Last weekend I had the pleasure of seeing Steeleye Span live in Chicago. I don’t go to many live musical events but this I couldn’t pass up. A trip into my past with my dear friend, Jean (heartfelt thanks), with whom I worked at the Ren Faire singing Steeleye Span songs circa 1980. Steeleye Span did not disappoint.
Their music was phenomenal, still, and Maddy Prior’s voice was richer with her maturity. If you are not familiar with Steeleye Span, they play old English and Irish folk songs done in a modern way. Some of the songs are cheerful but many are dark and deep. Like the old fairy tales. The venue was packed with passionate fans.
In a song intro, one of those dark ones, Maddy Prior referenced Jung. Wow! Who does that? But I think this is a major part of why I was so drawn to them as a teen, and why they are so powerful today. The songs and stories are intensely evocative, rich, sometimes dark and transformational. Magical… I’ve always been drawn to the magical side, dark and light. Even as a teen, those dreamy, powerful days, between childhood and adulthood, I was a somewhat odd child and young woman (you can see it, I think, in the photo above.) Before life’s bumps sadly taught me to shut-off some of those magical avenues.
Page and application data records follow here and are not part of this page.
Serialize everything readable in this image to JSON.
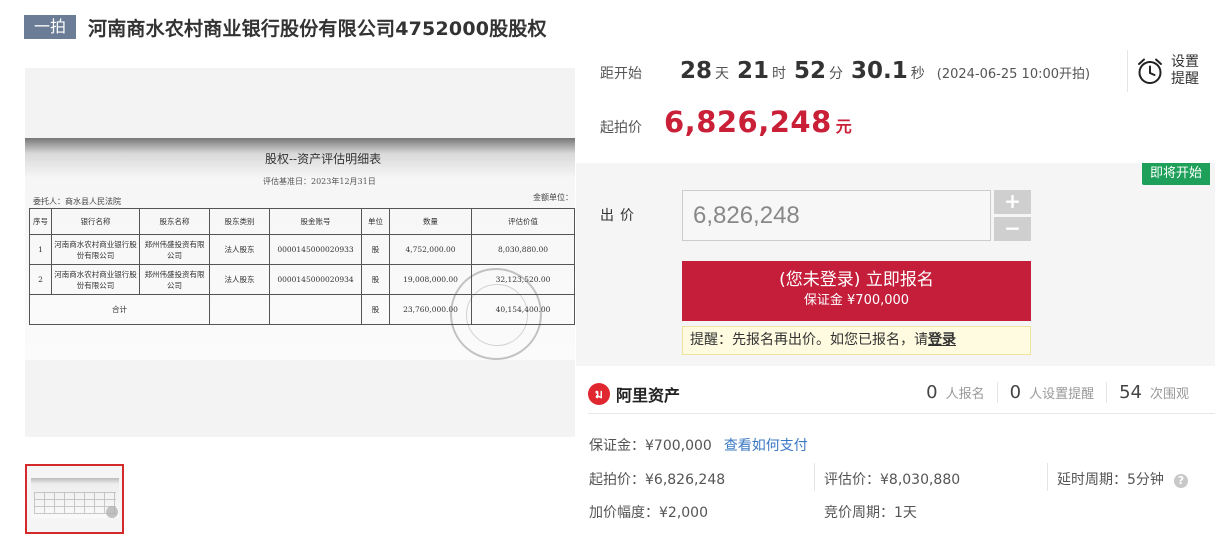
{
  "header": {
    "badge": "一拍",
    "title": "河南商水农村商业银行股份有限公司4752000股股权"
  },
  "gallery": {
    "doc_title": "股权--资产评估明细表",
    "doc_date": "评估基准日：2023年12月31日",
    "doc_client": "委托人：商水县人民法院",
    "doc_unit": "金额单位：",
    "table_headers": [
      "序号",
      "银行名称",
      "股东名称",
      "股东类别",
      "股金账号",
      "单位",
      "数量",
      "评估价值"
    ],
    "table_rows": [
      [
        "1",
        "河南商水农村商业银行股份有限公司",
        "郑州伟盛投资有限公司",
        "法人股东",
        "0000145000020933",
        "股",
        "4,752,000.00",
        "8,030,880.00"
      ],
      [
        "2",
        "河南商水农村商业银行股份有限公司",
        "郑州伟盛投资有限公司",
        "法人股东",
        "0000145000020934",
        "股",
        "19,008,000.00",
        "32,123,520.00"
      ]
    ],
    "total_row": [
      "合计",
      "股",
      "23,760,000.00",
      "40,154,400.00"
    ]
  },
  "countdown": {
    "label": "距开始",
    "days": "28",
    "days_unit": "天",
    "hours": "21",
    "hours_unit": "时",
    "minutes": "52",
    "minutes_unit": "分",
    "seconds": "30.1",
    "seconds_unit": "秒",
    "start_time": "(2024-06-25 10:00开拍)"
  },
  "reminder": {
    "label": "设置提醒"
  },
  "start_price": {
    "label": "起拍价",
    "value": "6,826,248",
    "unit": "元"
  },
  "bid": {
    "status_tag": "即将开始",
    "label": "出价",
    "input_value": "6,826,248",
    "plus": "+",
    "minus": "−",
    "signup_main": "(您未登录) 立即报名",
    "signup_sub": "保证金 ¥700,000",
    "notice_text": "提醒：先报名再出价。如您已报名，请",
    "notice_link": "登录"
  },
  "platform": {
    "logo_glyph": "ม",
    "name": "阿里资产"
  },
  "stats": [
    {
      "num": "0",
      "label": "人报名"
    },
    {
      "num": "0",
      "label": "人设置提醒"
    },
    {
      "num": "54",
      "label": "次围观"
    }
  ],
  "details": {
    "deposit": "保证金：¥700,000",
    "deposit_link": "查看如何支付",
    "start_price": "起拍价：¥6,826,248",
    "appraisal": "评估价：¥8,030,880",
    "delay_period": "延时周期：5分钟",
    "increment": "加价幅度：¥2,000",
    "bid_period": "竞价周期：1天",
    "help": "?"
  }
}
Later they played King Henry. Listen to the song with lyrics here. (I like this version because the lyrics are posted.) A song about a fiendish beast-witch from hell who appears in King Henry’s hall with ghastly demands. King Henry chivalrously obliges each horrific, bloody request, even taking her to his bed and finally marrying her. In the morning she is revealed as a beautiful lady. His chivalry, love, and willingness transforms her. Despite its dark side, the song IS humerous!
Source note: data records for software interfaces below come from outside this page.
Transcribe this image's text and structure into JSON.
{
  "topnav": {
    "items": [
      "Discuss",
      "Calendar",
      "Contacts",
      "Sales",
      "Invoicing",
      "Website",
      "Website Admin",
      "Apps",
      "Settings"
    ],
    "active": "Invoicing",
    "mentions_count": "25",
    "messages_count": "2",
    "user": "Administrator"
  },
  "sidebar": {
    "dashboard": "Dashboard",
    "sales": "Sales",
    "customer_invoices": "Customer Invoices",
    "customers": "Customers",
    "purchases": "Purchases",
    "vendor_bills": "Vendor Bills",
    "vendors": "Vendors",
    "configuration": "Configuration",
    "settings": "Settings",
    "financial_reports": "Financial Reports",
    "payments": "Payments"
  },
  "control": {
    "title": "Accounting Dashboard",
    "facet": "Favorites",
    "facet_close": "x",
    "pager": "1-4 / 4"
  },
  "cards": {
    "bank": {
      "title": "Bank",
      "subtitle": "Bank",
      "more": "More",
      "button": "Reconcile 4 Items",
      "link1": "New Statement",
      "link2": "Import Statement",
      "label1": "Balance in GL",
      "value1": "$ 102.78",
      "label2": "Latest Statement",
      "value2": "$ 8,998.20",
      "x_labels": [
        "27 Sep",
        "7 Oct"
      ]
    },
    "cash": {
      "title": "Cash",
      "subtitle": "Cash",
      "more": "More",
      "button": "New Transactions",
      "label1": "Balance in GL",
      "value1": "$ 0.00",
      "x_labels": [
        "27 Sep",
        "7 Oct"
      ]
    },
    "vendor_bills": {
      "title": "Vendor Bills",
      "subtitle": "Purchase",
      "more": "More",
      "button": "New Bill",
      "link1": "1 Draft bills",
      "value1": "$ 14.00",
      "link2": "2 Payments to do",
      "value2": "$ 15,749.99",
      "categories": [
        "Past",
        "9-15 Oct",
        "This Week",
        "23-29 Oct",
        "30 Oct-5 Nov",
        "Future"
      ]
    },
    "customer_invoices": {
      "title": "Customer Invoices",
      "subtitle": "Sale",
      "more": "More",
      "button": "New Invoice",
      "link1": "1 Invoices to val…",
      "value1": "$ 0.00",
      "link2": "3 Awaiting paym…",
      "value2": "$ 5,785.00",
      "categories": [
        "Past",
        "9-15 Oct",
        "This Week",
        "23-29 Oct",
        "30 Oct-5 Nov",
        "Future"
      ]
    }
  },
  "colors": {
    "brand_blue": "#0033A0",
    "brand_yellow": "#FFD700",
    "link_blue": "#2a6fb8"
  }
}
I am drawn to this song for its expressiveness and musicality (ripping, rough, fiendish guitar with Maddy’s haunting back-ups.) but also for its magical transformational theme. It’s about accepting and even loving our own deepest fiendish self. The fiend representing the beastly part of Henry is separated out, when he welcomes her in there is wholeness, unity (marriage) and beauty.
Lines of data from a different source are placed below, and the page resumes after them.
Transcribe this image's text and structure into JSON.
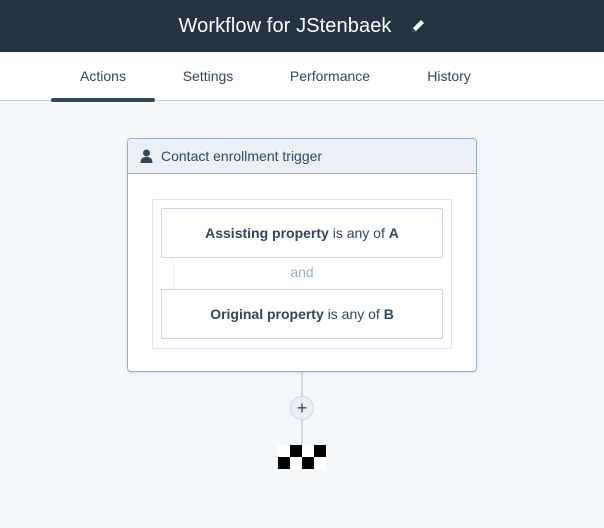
{
  "header": {
    "title": "Workflow for JStenbaek",
    "edit_icon": "pencil-icon"
  },
  "tabs": [
    {
      "label": "Actions",
      "active": true
    },
    {
      "label": "Settings",
      "active": false
    },
    {
      "label": "Performance",
      "active": false
    },
    {
      "label": "History",
      "active": false
    }
  ],
  "trigger": {
    "icon": "person-icon",
    "title": "Contact enrollment trigger",
    "filters": [
      {
        "property": "Assisting property",
        "operator": "is any of",
        "value": "A"
      },
      {
        "property": "Original property",
        "operator": "is any of",
        "value": "B"
      }
    ],
    "joiner": "and"
  },
  "add_action": {
    "icon": "plus-icon",
    "label": "+"
  },
  "end": {
    "icon": "checkered-flag-icon"
  },
  "colors": {
    "topbar": "#253342",
    "page_bg": "#f5f8fa",
    "text": "#33475b",
    "card_header": "#eaf0f6",
    "border": "#99afc4"
  }
}
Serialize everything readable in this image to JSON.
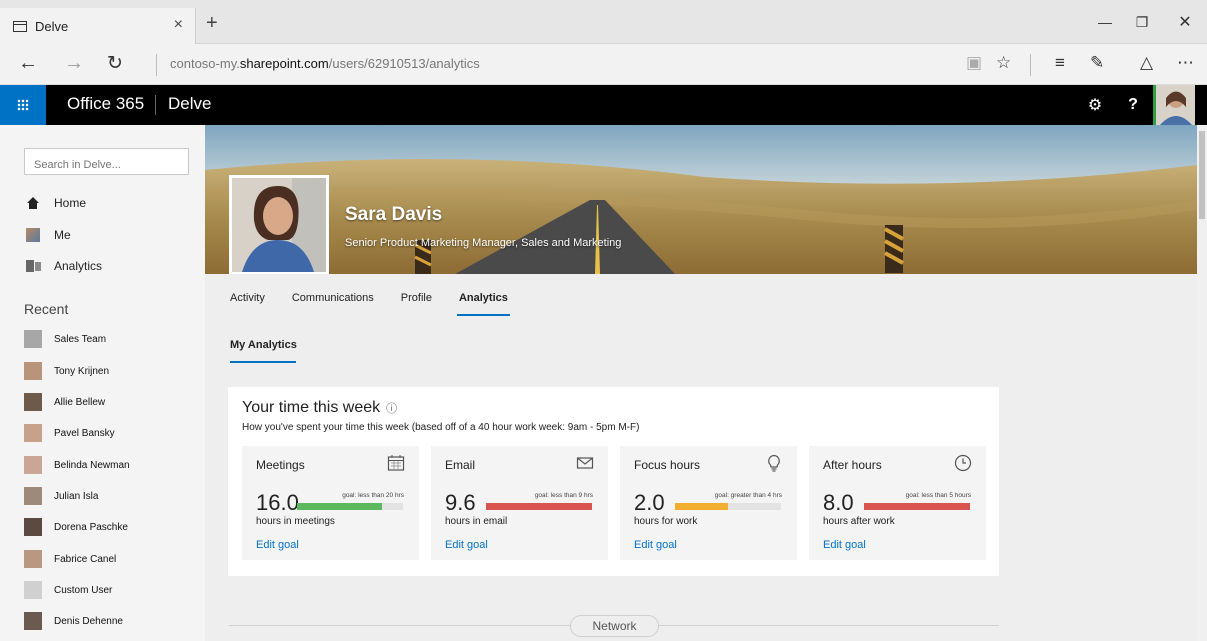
{
  "browser": {
    "tab_title": "Delve",
    "tab_close": "×",
    "new_tab": "+",
    "url_prefix": "contoso-my.",
    "url_domain": "sharepoint.com",
    "url_path": "/users/62910513/analytics",
    "icons": [
      "tab-page-icon",
      "back-icon",
      "forward-icon",
      "refresh-icon",
      "reading-view-icon",
      "favorite-star-icon",
      "hub-icon",
      "web-note-icon",
      "share-icon",
      "more-icon",
      "minimize-icon",
      "restore-icon",
      "close-icon"
    ]
  },
  "suite": {
    "brand": "Office 365",
    "app": "Delve",
    "help": "?"
  },
  "sidebar": {
    "search_placeholder": "Search in Delve...",
    "nav": [
      {
        "label": "Home",
        "icon": "home-icon"
      },
      {
        "label": "Me",
        "icon": "person-icon"
      },
      {
        "label": "Analytics",
        "icon": "analytics-icon"
      }
    ],
    "recent_heading": "Recent",
    "recent": [
      {
        "label": "Sales Team"
      },
      {
        "label": "Tony Krijnen"
      },
      {
        "label": "Allie Bellew"
      },
      {
        "label": "Pavel Bansky"
      },
      {
        "label": "Belinda Newman"
      },
      {
        "label": "Julian Isla"
      },
      {
        "label": "Dorena Paschke"
      },
      {
        "label": "Fabrice Canel"
      },
      {
        "label": "Custom User"
      },
      {
        "label": "Denis Dehenne"
      }
    ]
  },
  "profile": {
    "name": "Sara Davis",
    "title": "Senior Product Marketing Manager, Sales and Marketing"
  },
  "tabs": [
    "Activity",
    "Communications",
    "Profile",
    "Analytics"
  ],
  "active_tab": "Analytics",
  "subtab": "My Analytics",
  "card": {
    "title": "Your time this week",
    "info_icon": "ⓘ",
    "subtitle": "How you've spent your time this week (based off of a 40 hour work week: 9am - 5pm M-F)",
    "tiles": [
      {
        "name": "Meetings",
        "icon": "calendar-icon",
        "value": "16.0",
        "goal": "goal: less than 20 hrs",
        "unit": "hours in meetings",
        "edit": "Edit goal",
        "fill": 0.8,
        "color": "#5cb85c"
      },
      {
        "name": "Email",
        "icon": "envelope-icon",
        "value": "9.6",
        "goal": "goal: less than 9 hrs",
        "unit": "hours in email",
        "edit": "Edit goal",
        "fill": 1.0,
        "color": "#d9534f"
      },
      {
        "name": "Focus hours",
        "icon": "lightbulb-icon",
        "value": "2.0",
        "goal": "goal: greater than 4 hrs",
        "unit": "hours for work",
        "edit": "Edit goal",
        "fill": 0.5,
        "color": "#f0ad2e"
      },
      {
        "name": "After hours",
        "icon": "clock-icon",
        "value": "8.0",
        "goal": "goal: less than 5 hours",
        "unit": "hours after work",
        "edit": "Edit goal",
        "fill": 1.0,
        "color": "#d9534f"
      }
    ]
  },
  "network_label": "Network",
  "colors": {
    "accent": "#0072c6",
    "suitebar": "#000000"
  }
}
In part the power of faerie and folktales, and these songs, is that you don’t even need to intellectually understand the transformational symbolism. The stories just resonate and do their magic.
By the way, if you love this sort of thing you will love Myth and Moor. The website of Terri Windling. She writes of folk and faerie tales and life. On Mondays she features music.
And what else? Jean and I got to DANCE WITH MADDY PRIOR!